Unit 2: Identifying the Components of Inquiry in laboratory activities
Learners will be able to identify the main components of inquiry learning in lab activities and how the level of inquiry can be varied based on the need of students and activity
Unit 2 Introduction
- The National Science Education Standards state that "all science teachers are urged to use inquiry in their teaching" (NRC 1996). Incorporating varying levels of inquiry into your lab activities can be beneficial to both teacher and student. We will explore and cultivate the concept of varying the level of inquiry in lab activities, what it means for students' learning experience, and also teacher planning practices.
Prior Knowledge at this point...
So far you have read and reflected upon what inquiry learning is and now we are narrowing the focus to inquiry in lab activities.
- Think back to what you know about what makes a lab successful. Identify at least 3 things that contribute to the success of a lab activity
- Now on the opposite end of the spectrum, what can bring a lab's success down? What kinds of things hinders a student's performance and learning outcome? Think about teacher's role, student's role, and the role the actual activity plays.
- Think about the kinds of activities and labs you do in your science classroom. What are some characteristics they all have in common?
The article "Structuring the Level of Inquiry in your Science Classroom" shifts the emphasis from the general use of inquiry in science to lab activities and also the concept of varying the intensity of inquiry in activities. Also, the article opens up to the broad spectrum of incorporating various levels of inquiry based labs throughout the school year and which may be more beneficial in the long run.
Questions to Consider Before, During and especially After
- 1) What are the main components that Fay and Bretz consider to make up a lab activity? How do they use these to categorize levels of inquiry involved?
- 2) How do you feel your class's level of inquiry is currently structured? Which trajectory, I, II, III, or IV, do you think is the best model and why?

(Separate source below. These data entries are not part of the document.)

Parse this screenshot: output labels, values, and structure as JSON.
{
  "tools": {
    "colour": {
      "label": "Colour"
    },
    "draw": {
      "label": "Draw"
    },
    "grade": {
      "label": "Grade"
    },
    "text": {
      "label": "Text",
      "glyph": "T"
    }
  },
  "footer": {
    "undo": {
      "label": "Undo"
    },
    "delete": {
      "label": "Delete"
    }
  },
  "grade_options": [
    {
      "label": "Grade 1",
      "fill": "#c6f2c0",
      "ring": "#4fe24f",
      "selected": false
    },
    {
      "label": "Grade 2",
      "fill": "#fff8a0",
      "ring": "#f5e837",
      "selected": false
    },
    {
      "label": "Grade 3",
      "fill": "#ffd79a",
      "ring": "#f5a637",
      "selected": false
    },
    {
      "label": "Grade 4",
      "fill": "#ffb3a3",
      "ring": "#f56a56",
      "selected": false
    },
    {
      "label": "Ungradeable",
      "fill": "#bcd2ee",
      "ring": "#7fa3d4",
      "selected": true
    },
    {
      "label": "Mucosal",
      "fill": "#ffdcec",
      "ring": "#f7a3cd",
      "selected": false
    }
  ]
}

- Fay and Bretz(2008) make the comment that "the reality is that beginning science teachers who have not experiences inquiry as learners may find it difficult to implement such a curriculum in their own classrooms" (pg 38). Think back to your experience as a student in secondary education and college...what kind, if any, of inquiry did you experience? How do you think this has affected your teaching practices currently and in teaching in general? What kind of student benefits the most from varying levels of inquiry based labs?
- What kind of experience have you had with inquiry in your current teaching placement? How do you feel before, during, and after you teach and guide students in a low level inquiry lab? high level of inquiry lab?
- If there is not much inquiry based labs going on, why do you think that is?
- Bretz, Stacey L., & Fay, Michael E. 2008. Structuring the level of inquiry in your classroom. The Science Teacher; Summer 2008.
- National Research Council (NRC). 1996. National science education standards. Washington, DC: National Academy Press.